WORK ORDER ▸
In the material below, find each line holding the string "screenshot" and copy it.

MATERIAL PROVIDED ▸
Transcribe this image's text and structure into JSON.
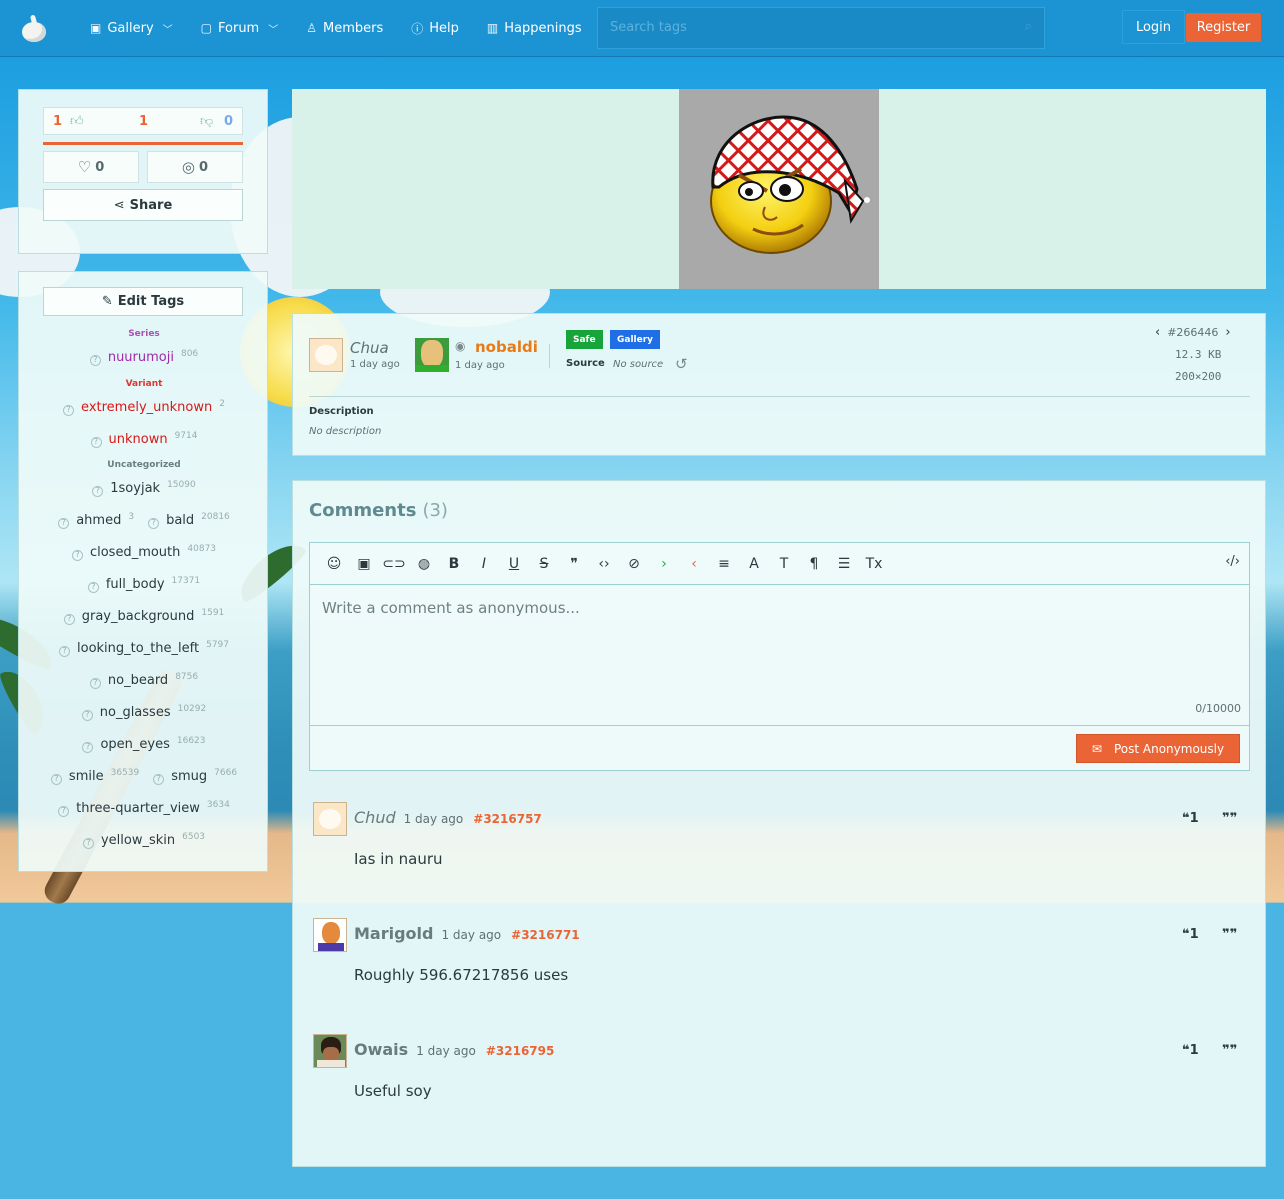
{
  "nav": {
    "items": [
      {
        "label": "Gallery",
        "icon": "image-icon",
        "dropdown": true
      },
      {
        "label": "Forum",
        "icon": "chat-icon",
        "dropdown": true
      },
      {
        "label": "Members",
        "icon": "user-icon",
        "dropdown": false
      },
      {
        "label": "Help",
        "icon": "help-icon",
        "dropdown": false
      },
      {
        "label": "Happenings",
        "icon": "book-icon",
        "dropdown": false
      }
    ],
    "search_placeholder": "Search tags",
    "login": "Login",
    "register": "Register"
  },
  "votes": {
    "up": "1",
    "score": "1",
    "down": "0",
    "favorites": "0",
    "hides": "0",
    "share": "Share"
  },
  "tags": {
    "edit_label": "Edit Tags",
    "categories": [
      {
        "name": "Series",
        "color": "#b04fb8"
      },
      {
        "name": "Variant",
        "color": "#e0342c"
      },
      {
        "name": "Uncategorized",
        "color": "#6b7f82"
      }
    ],
    "items": [
      {
        "name": "nuurumoji",
        "count": "806",
        "color": "#a02aa8"
      },
      {
        "name": "extremely_unknown",
        "count": "2",
        "color": "#d81818"
      },
      {
        "name": "unknown",
        "count": "9714",
        "color": "#d81818"
      },
      {
        "name": "1soyjak",
        "count": "15090"
      },
      {
        "name": "ahmed",
        "count": "3"
      },
      {
        "name": "bald",
        "count": "20816"
      },
      {
        "name": "closed_mouth",
        "count": "40873"
      },
      {
        "name": "full_body",
        "count": "17371"
      },
      {
        "name": "gray_background",
        "count": "1591"
      },
      {
        "name": "looking_to_the_left",
        "count": "5797"
      },
      {
        "name": "no_beard",
        "count": "8756"
      },
      {
        "name": "no_glasses",
        "count": "10292"
      },
      {
        "name": "open_eyes",
        "count": "16623"
      },
      {
        "name": "smile",
        "count": "36539"
      },
      {
        "name": "smug",
        "count": "7666"
      },
      {
        "name": "three-quarter_view",
        "count": "3634"
      },
      {
        "name": "yellow_skin",
        "count": "6503"
      }
    ]
  },
  "post": {
    "uploader": "Chua",
    "uploader_time": "1 day ago",
    "owner": "nobaldi",
    "owner_time": "1 day ago",
    "rating": "Safe",
    "category": "Gallery",
    "source_label": "Source",
    "source": "No source",
    "id": "#266446",
    "file_size": "12.3 KB",
    "dimensions": "200×200",
    "description_label": "Description",
    "description": "No description"
  },
  "comments": {
    "title": "Comments",
    "count": "(3)",
    "placeholder": "Write a comment as anonymous...",
    "char_count": "0/10000",
    "post_button": "Post Anonymously",
    "list": [
      {
        "author": "Chud",
        "time": "1 day ago",
        "id": "#3216757",
        "body": "Ias in nauru"
      },
      {
        "author": "Marigold",
        "time": "1 day ago",
        "id": "#3216771",
        "body": "Roughly 596.67217856 uses"
      },
      {
        "author": "Owais",
        "time": "1 day ago",
        "id": "#3216795",
        "body": "Useful soy"
      }
    ]
  },
  "colors": {
    "accent": "#ea6436",
    "nav_bg": "#1c93d2",
    "safe": "#17a53b",
    "gallery": "#1f6ee6"
  }
}
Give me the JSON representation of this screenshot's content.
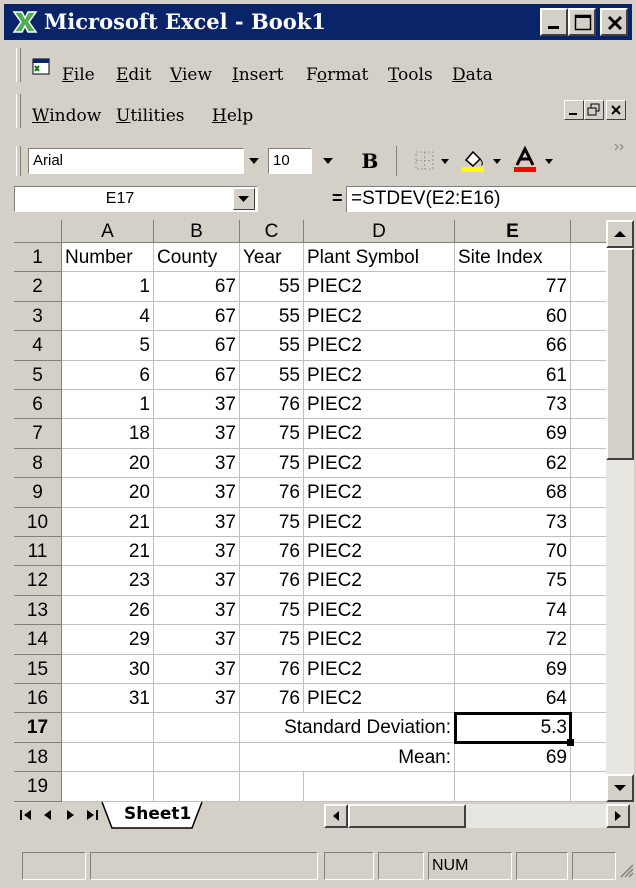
{
  "window": {
    "title": "Microsoft Excel - Book1"
  },
  "menu": {
    "items": [
      "File",
      "Edit",
      "View",
      "Insert",
      "Format",
      "Tools",
      "Data",
      "Window",
      "Utilities",
      "Help"
    ],
    "underlined_chars": [
      "F",
      "E",
      "V",
      "I",
      "o",
      "T",
      "D",
      "W",
      "U",
      "H"
    ]
  },
  "format_toolbar": {
    "font": "Arial",
    "font_size": "10",
    "bold_label": "B",
    "font_color": "#ff0000",
    "fill_color": "#ffff00"
  },
  "formula_bar": {
    "name_box": "E17",
    "equals": "=",
    "formula": "=STDEV(E2:E16)"
  },
  "grid": {
    "columns": [
      "A",
      "B",
      "C",
      "D",
      "E"
    ],
    "row_numbers": [
      "1",
      "2",
      "3",
      "4",
      "5",
      "6",
      "7",
      "8",
      "9",
      "10",
      "11",
      "12",
      "13",
      "14",
      "15",
      "16",
      "17",
      "18",
      "19"
    ],
    "header_row": [
      "Number",
      "County",
      "Year",
      "Plant Symbol",
      "Site Index"
    ],
    "rows": [
      [
        "1",
        "67",
        "55",
        "PIEC2",
        "77"
      ],
      [
        "4",
        "67",
        "55",
        "PIEC2",
        "60"
      ],
      [
        "5",
        "67",
        "55",
        "PIEC2",
        "66"
      ],
      [
        "6",
        "67",
        "55",
        "PIEC2",
        "61"
      ],
      [
        "1",
        "37",
        "76",
        "PIEC2",
        "73"
      ],
      [
        "18",
        "37",
        "75",
        "PIEC2",
        "69"
      ],
      [
        "20",
        "37",
        "75",
        "PIEC2",
        "62"
      ],
      [
        "20",
        "37",
        "76",
        "PIEC2",
        "68"
      ],
      [
        "21",
        "37",
        "75",
        "PIEC2",
        "73"
      ],
      [
        "21",
        "37",
        "76",
        "PIEC2",
        "70"
      ],
      [
        "23",
        "37",
        "76",
        "PIEC2",
        "75"
      ],
      [
        "26",
        "37",
        "75",
        "PIEC2",
        "74"
      ],
      [
        "29",
        "37",
        "75",
        "PIEC2",
        "72"
      ],
      [
        "30",
        "37",
        "76",
        "PIEC2",
        "69"
      ],
      [
        "31",
        "37",
        "76",
        "PIEC2",
        "64"
      ]
    ],
    "stdev_label": "Standard Deviation:",
    "stdev_value": "5.3",
    "mean_label": "Mean:",
    "mean_value": "69",
    "active_cell": "E17"
  },
  "sheet_tabs": {
    "tabs": [
      "Sheet1"
    ]
  },
  "status_bar": {
    "num_indicator": "NUM"
  },
  "icons": [
    "excel-logo-icon",
    "minimize-icon",
    "maximize-icon",
    "close-icon",
    "workbook-icon",
    "borders-icon",
    "fill-color-icon",
    "font-color-icon",
    "dropdown-arrow-icon",
    "scroll-up-icon",
    "scroll-down-icon",
    "scroll-left-icon",
    "scroll-right-icon",
    "first-sheet-icon",
    "prev-sheet-icon",
    "next-sheet-icon",
    "last-sheet-icon",
    "resize-grip-icon"
  ]
}
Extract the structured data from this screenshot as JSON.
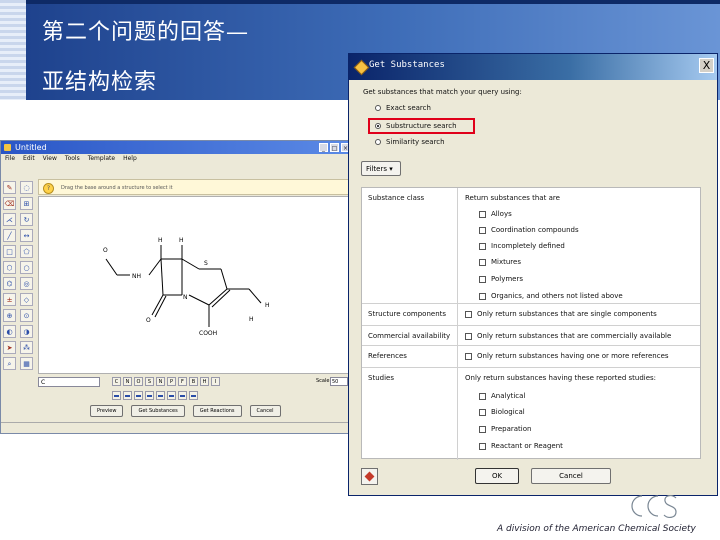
{
  "slide": {
    "title_line1": "第二个问题的回答—",
    "title_line2": "亚结构检索",
    "footer": "A division of the American Chemical Society"
  },
  "editor": {
    "window_title": "Untitled",
    "menu": [
      "File",
      "Edit",
      "View",
      "Tools",
      "Template",
      "Help"
    ],
    "hint": "Drag the base around a structure to select it",
    "element_value": "C",
    "atom_buttons": [
      "C",
      "N",
      "O",
      "S",
      "N",
      "P",
      "F",
      "B",
      "H",
      "I"
    ],
    "scale_label": "Scale:",
    "scale_value": "50",
    "buttons": [
      "Preview",
      "Get Substances",
      "Get Reactions",
      "Cancel"
    ],
    "structure_labels": {
      "o1": "O",
      "nh": "NH",
      "h1": "H",
      "h2": "H",
      "s": "S",
      "n": "N",
      "o2": "O",
      "h3": "H",
      "h4": "H",
      "cooh": "COOH"
    }
  },
  "dialog": {
    "title": "Get Substances",
    "close": "X",
    "prompt": "Get substances that match your query using:",
    "search_options": [
      {
        "label": "Exact search",
        "selected": false
      },
      {
        "label": "Substructure search",
        "selected": true
      },
      {
        "label": "Similarity search",
        "selected": false
      }
    ],
    "filters_label": "Filters ▾",
    "filter_rows": [
      {
        "label": "Substance class",
        "heading": "Return substances that are",
        "options": [
          "Alloys",
          "Coordination compounds",
          "Incompletely defined",
          "Mixtures",
          "Polymers",
          "Organics, and others not listed above"
        ]
      },
      {
        "label": "Structure components",
        "options": [
          "Only return substances that are single components"
        ]
      },
      {
        "label": "Commercial availability",
        "options": [
          "Only return substances that are commercially available"
        ]
      },
      {
        "label": "References",
        "options": [
          "Only return substances having one or more references"
        ]
      },
      {
        "label": "Studies",
        "heading": "Only return substances having these reported studies:",
        "options": [
          "Analytical",
          "Biological",
          "Preparation",
          "Reactant or Reagent"
        ]
      }
    ],
    "ok": "OK",
    "cancel": "Cancel"
  },
  "colors": {
    "title_band": "#1c3f8a",
    "highlight": "#e0001a",
    "dialog_titlebar": "#0a246a"
  }
}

ANSWER TO THIS EXERCISE ▸
Give me the JSON representation of this screenshot's content.
Extract the structured data from this screenshot as JSON.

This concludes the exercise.